### Entries provided
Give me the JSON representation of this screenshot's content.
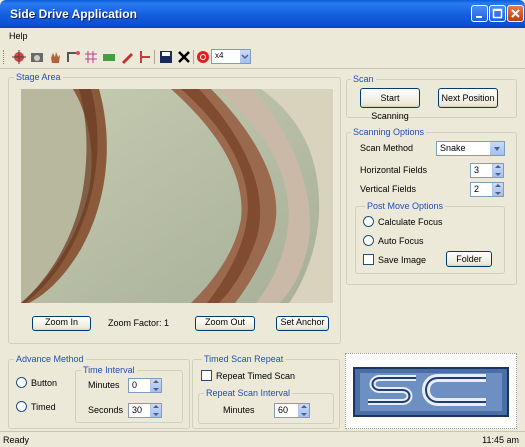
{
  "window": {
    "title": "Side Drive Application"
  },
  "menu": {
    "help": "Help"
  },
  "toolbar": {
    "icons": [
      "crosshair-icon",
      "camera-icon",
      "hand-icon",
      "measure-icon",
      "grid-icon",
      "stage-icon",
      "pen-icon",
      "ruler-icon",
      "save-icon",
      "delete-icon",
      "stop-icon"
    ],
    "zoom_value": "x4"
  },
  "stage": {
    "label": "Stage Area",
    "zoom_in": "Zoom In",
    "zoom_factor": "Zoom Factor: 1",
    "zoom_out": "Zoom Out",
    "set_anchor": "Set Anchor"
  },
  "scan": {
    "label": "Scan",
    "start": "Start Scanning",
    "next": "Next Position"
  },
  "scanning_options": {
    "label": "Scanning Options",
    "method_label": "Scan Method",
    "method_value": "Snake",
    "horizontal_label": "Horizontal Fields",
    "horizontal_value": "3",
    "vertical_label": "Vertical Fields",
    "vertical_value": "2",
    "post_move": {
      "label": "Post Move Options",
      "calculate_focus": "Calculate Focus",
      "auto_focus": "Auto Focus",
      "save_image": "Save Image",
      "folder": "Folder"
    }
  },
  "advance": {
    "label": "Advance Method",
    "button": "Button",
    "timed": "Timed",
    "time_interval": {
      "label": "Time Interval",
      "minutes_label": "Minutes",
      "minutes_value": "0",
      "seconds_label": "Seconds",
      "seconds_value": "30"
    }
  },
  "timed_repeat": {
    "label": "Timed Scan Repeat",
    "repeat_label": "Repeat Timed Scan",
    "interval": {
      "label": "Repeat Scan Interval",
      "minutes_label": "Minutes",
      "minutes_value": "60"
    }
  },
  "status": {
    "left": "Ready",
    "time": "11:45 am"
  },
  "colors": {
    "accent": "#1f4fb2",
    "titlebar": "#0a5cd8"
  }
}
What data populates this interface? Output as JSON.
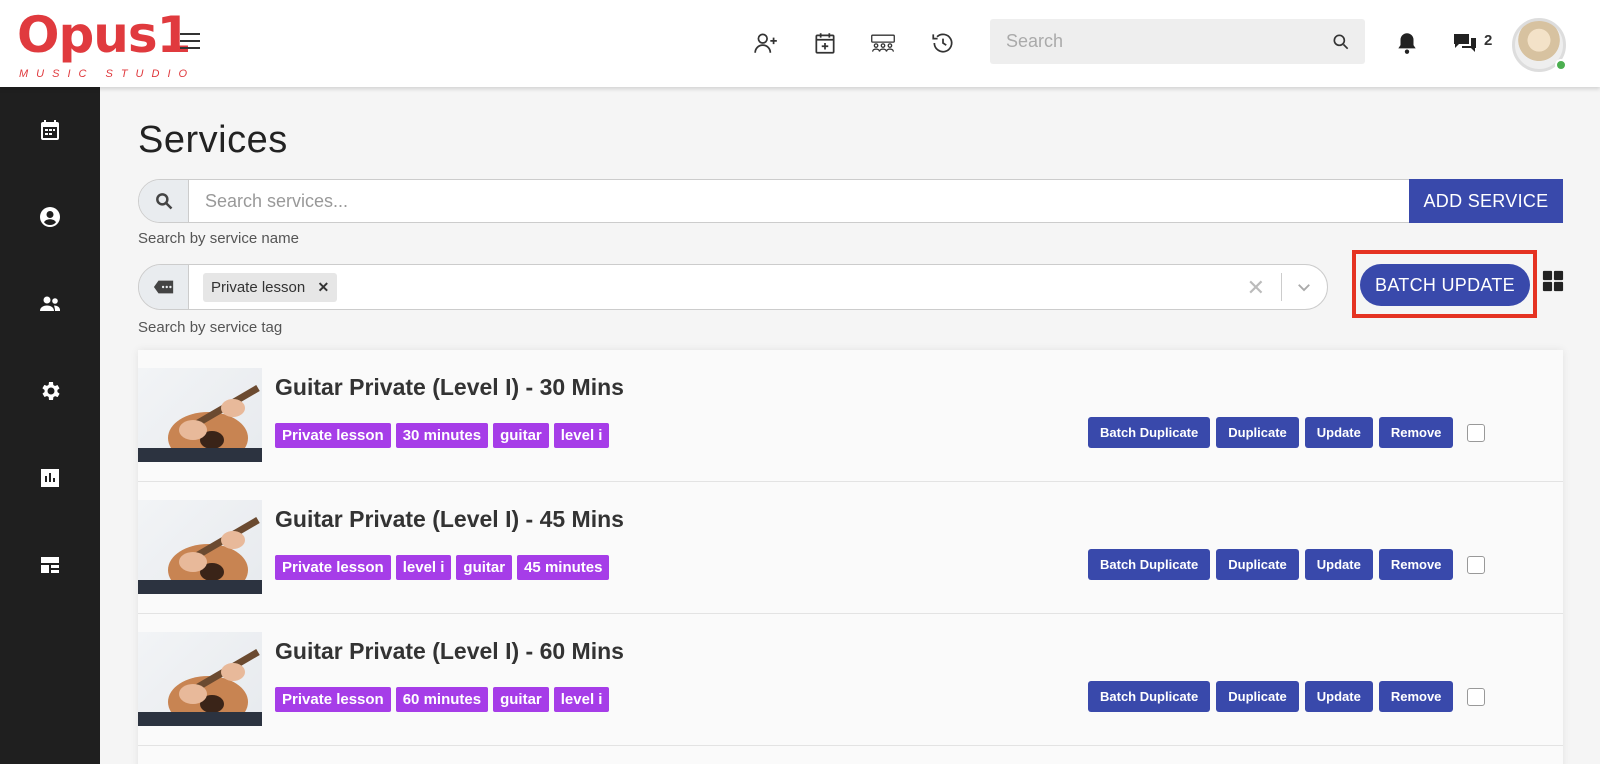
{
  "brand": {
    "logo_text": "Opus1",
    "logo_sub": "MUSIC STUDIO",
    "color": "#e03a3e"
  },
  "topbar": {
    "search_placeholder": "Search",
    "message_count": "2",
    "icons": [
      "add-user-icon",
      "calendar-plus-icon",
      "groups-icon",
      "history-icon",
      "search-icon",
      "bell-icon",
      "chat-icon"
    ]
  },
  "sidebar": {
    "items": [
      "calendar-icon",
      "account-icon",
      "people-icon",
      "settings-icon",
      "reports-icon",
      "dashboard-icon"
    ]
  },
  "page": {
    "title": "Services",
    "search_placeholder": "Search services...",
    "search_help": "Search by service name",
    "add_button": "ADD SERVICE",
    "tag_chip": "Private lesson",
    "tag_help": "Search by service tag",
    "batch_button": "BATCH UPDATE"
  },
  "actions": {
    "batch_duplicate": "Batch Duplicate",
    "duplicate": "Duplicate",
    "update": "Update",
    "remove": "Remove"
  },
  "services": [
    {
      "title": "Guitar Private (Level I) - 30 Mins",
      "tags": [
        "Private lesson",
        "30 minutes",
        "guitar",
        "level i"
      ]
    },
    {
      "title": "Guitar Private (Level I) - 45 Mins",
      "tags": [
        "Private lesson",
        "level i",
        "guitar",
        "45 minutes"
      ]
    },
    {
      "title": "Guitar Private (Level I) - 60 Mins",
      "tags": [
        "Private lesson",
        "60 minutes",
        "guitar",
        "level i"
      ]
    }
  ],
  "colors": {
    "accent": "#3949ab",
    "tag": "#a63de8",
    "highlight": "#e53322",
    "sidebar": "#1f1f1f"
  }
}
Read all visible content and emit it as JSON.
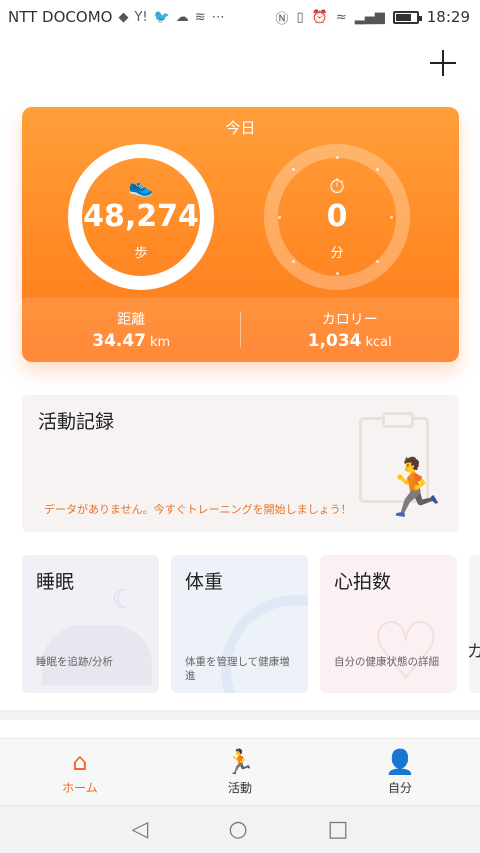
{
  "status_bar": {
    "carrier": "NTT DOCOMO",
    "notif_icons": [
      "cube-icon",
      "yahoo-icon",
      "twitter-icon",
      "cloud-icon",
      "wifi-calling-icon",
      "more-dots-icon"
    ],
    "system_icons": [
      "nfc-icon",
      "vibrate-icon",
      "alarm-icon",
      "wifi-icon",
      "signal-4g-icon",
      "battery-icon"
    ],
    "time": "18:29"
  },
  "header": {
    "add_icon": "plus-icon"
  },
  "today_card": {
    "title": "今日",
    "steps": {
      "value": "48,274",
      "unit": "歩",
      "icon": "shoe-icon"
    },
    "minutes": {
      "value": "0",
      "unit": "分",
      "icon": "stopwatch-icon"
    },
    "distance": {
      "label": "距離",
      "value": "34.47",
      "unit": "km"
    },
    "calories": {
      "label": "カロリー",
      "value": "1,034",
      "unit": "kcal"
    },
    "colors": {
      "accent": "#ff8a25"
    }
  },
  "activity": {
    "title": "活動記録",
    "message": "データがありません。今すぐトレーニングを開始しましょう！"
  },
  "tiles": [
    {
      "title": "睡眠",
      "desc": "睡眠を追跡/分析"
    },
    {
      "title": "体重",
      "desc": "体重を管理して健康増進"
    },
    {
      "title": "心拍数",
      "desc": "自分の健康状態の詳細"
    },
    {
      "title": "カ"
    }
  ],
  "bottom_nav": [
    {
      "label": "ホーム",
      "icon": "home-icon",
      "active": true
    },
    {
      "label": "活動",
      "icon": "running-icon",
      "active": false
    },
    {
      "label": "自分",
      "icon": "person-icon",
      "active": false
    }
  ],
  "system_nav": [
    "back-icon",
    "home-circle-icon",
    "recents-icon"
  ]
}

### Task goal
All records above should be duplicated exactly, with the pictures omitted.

### Answer space
Give me the JSON representation of this screenshot's content.
{
  "window": {
    "title": "Side Drive Application"
  },
  "menu": {
    "help": "Help"
  },
  "toolbar": {
    "icons": [
      "crosshair-icon",
      "camera-icon",
      "hand-icon",
      "measure-icon",
      "grid-icon",
      "stage-icon",
      "pen-icon",
      "ruler-icon",
      "save-icon",
      "delete-icon",
      "stop-icon"
    ],
    "zoom_value": "x4"
  },
  "stage": {
    "label": "Stage Area",
    "zoom_in": "Zoom In",
    "zoom_factor": "Zoom Factor: 1",
    "zoom_out": "Zoom Out",
    "set_anchor": "Set Anchor"
  },
  "scan": {
    "label": "Scan",
    "start": "Start Scanning",
    "next": "Next Position"
  },
  "scanning_options": {
    "label": "Scanning Options",
    "method_label": "Scan Method",
    "method_value": "Snake",
    "horizontal_label": "Horizontal Fields",
    "horizontal_value": "3",
    "vertical_label": "Vertical Fields",
    "vertical_value": "2",
    "post_move": {
      "label": "Post Move Options",
      "calculate_focus": "Calculate Focus",
      "auto_focus": "Auto Focus",
      "save_image": "Save Image",
      "folder": "Folder"
    }
  },
  "advance": {
    "label": "Advance Method",
    "button": "Button",
    "timed": "Timed",
    "time_interval": {
      "label": "Time Interval",
      "minutes_label": "Minutes",
      "minutes_value": "0",
      "seconds_label": "Seconds",
      "seconds_value": "30"
    }
  },
  "timed_repeat": {
    "label": "Timed Scan Repeat",
    "repeat_label": "Repeat Timed Scan",
    "interval": {
      "label": "Repeat Scan Interval",
      "minutes_label": "Minutes",
      "minutes_value": "60"
    }
  },
  "status": {
    "left": "Ready",
    "time": "11:45 am"
  },
  "colors": {
    "accent": "#1f4fb2",
    "titlebar": "#0a5cd8"
  }
}
What data populates this interface? Output as JSON.
{
  "brand": {
    "logo_text": "Opus1",
    "logo_sub": "MUSIC STUDIO",
    "color": "#e03a3e"
  },
  "topbar": {
    "search_placeholder": "Search",
    "message_count": "2",
    "icons": [
      "add-user-icon",
      "calendar-plus-icon",
      "groups-icon",
      "history-icon",
      "search-icon",
      "bell-icon",
      "chat-icon"
    ]
  },
  "sidebar": {
    "items": [
      "calendar-icon",
      "account-icon",
      "people-icon",
      "settings-icon",
      "reports-icon",
      "dashboard-icon"
    ]
  },
  "page": {
    "title": "Services",
    "search_placeholder": "Search services...",
    "search_help": "Search by service name",
    "add_button": "ADD SERVICE",
    "tag_chip": "Private lesson",
    "tag_help": "Search by service tag",
    "batch_button": "BATCH UPDATE"
  },
  "actions": {
    "batch_duplicate": "Batch Duplicate",
    "duplicate": "Duplicate",
    "update": "Update",
    "remove": "Remove"
  },
  "services": [
    {
      "title": "Guitar Private (Level I) - 30 Mins",
      "tags": [
        "Private lesson",
        "30 minutes",
        "guitar",
        "level i"
      ]
    },
    {
      "title": "Guitar Private (Level I) - 45 Mins",
      "tags": [
        "Private lesson",
        "level i",
        "guitar",
        "45 minutes"
      ]
    },
    {
      "title": "Guitar Private (Level I) - 60 Mins",
      "tags": [
        "Private lesson",
        "60 minutes",
        "guitar",
        "level i"
      ]
    }
  ],
  "colors": {
    "accent": "#3949ab",
    "tag": "#a63de8",
    "highlight": "#e53322",
    "sidebar": "#1f1f1f"
  }
}
Read all visible content and emit it as JSON.
{
  "status_bar": {
    "carrier": "NTT DOCOMO",
    "notif_icons": [
      "cube-icon",
      "yahoo-icon",
      "twitter-icon",
      "cloud-icon",
      "wifi-calling-icon",
      "more-dots-icon"
    ],
    "system_icons": [
      "nfc-icon",
      "vibrate-icon",
      "alarm-icon",
      "wifi-icon",
      "signal-4g-icon",
      "battery-icon"
    ],
    "time": "18:29"
  },
  "header": {
    "add_icon": "plus-icon"
  },
  "today_card": {
    "title": "今日",
    "steps": {
      "value": "48,274",
      "unit": "歩",
      "icon": "shoe-icon"
    },
    "minutes": {
      "value": "0",
      "unit": "分",
      "icon": "stopwatch-icon"
    },
    "distance": {
      "label": "距離",
      "value": "34.47",
      "unit": "km"
    },
    "calories": {
      "label": "カロリー",
      "value": "1,034",
      "unit": "kcal"
    },
    "colors": {
      "accent": "#ff8a25"
    }
  },
  "activity": {
    "title": "活動記録",
    "message": "データがありません。今すぐトレーニングを開始しましょう！"
  },
  "tiles": [
    {
      "title": "睡眠",
      "desc": "睡眠を追跡/分析"
    },
    {
      "title": "体重",
      "desc": "体重を管理して健康増進"
    },
    {
      "title": "心拍数",
      "desc": "自分の健康状態の詳細"
    },
    {
      "title": "カ"
    }
  ],
  "bottom_nav": [
    {
      "label": "ホーム",
      "icon": "home-icon",
      "active": true
    },
    {
      "label": "活動",
      "icon": "running-icon",
      "active": false
    },
    {
      "label": "自分",
      "icon": "person-icon",
      "active": false
    }
  ],
  "system_nav": [
    "back-icon",
    "home-circle-icon",
    "recents-icon"
  ]
}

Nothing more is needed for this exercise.